- Meeting with the employee to discuss it
- Offering them to be accompanied to the meeting
- Giving them the opportunity to appeal.
In some cases, you may readily agree to the change without engaging in a thorough discussion.
Or you may wish to arrange a meeting with the employee to discuss the request, allowing them to be accompanied by a work colleague or trade union representative. In the meeting, you can discuss the change, whether there are any issues in accommodating the request, if there are other working patterns which could be explored and the advantages, disadvantages and costs of the change for the organisation.
When you are in the process of considering the request, it is important to not discriminate unlawfully against the employee.
Unless agreed otherwise, the application should be dealt with, from start to finish, within a period of three months from first receipt. This includes dealing with any appeals.
Agreeing to the change
If you do agree to the change, you should write to the employee to confirm the change and state the start date of the change.
You will need to think about whether you need to amend the employee’s Contract of Employment to cover this change. This should be done within 28 days after the request was approved.
It is also important to consider the implications of the change, for example, if they are working from home, you will need to think about your health and safety obligations, how they will be able to access resources, what equipment they will need, etc.
If you are in doubt, you can offer them a temporary trial. This will allow you to see if it works in practice and if it can be a sustainable way of working.
Refusing flexible working
You can reject an application for one or more of the following business reasons:
- the burden of additional costs
- an inability to reorganise work amongst existing staff
- an inability to recruit additional staff
- detrimental impact on quality
- damaging impact on performance
- negative effect on ability to meet customer demand
- insufficient work for the periods the employee proposes to work
- a planned structural change to your business

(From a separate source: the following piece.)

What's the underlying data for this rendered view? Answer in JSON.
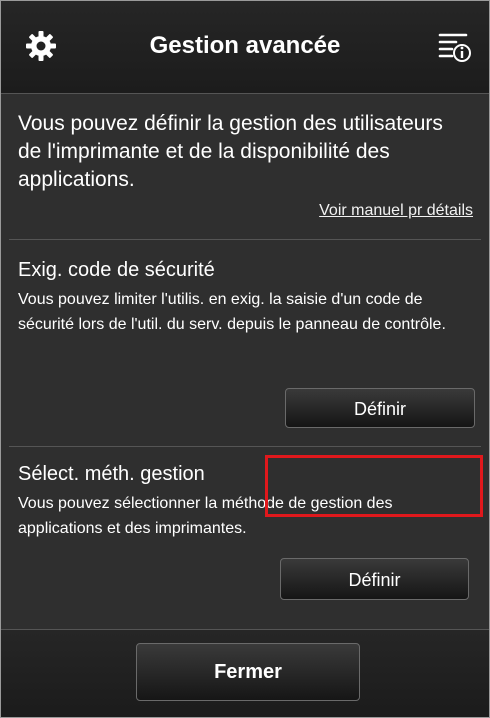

You should explain the reasons for the refusal in writing.
Although there is no statutory right to an appeal, offering it is a good way to show that you have considered the request in a reasonable way.
Want to find out more?
To find out more about this topic, we have created the free Definitive Employer’s Guide to Flexible Working, which gives you an overview of the content of a good flexible working policy, what requests should include and what mistakes could mean you end up in an Employment Tribunal.Download Now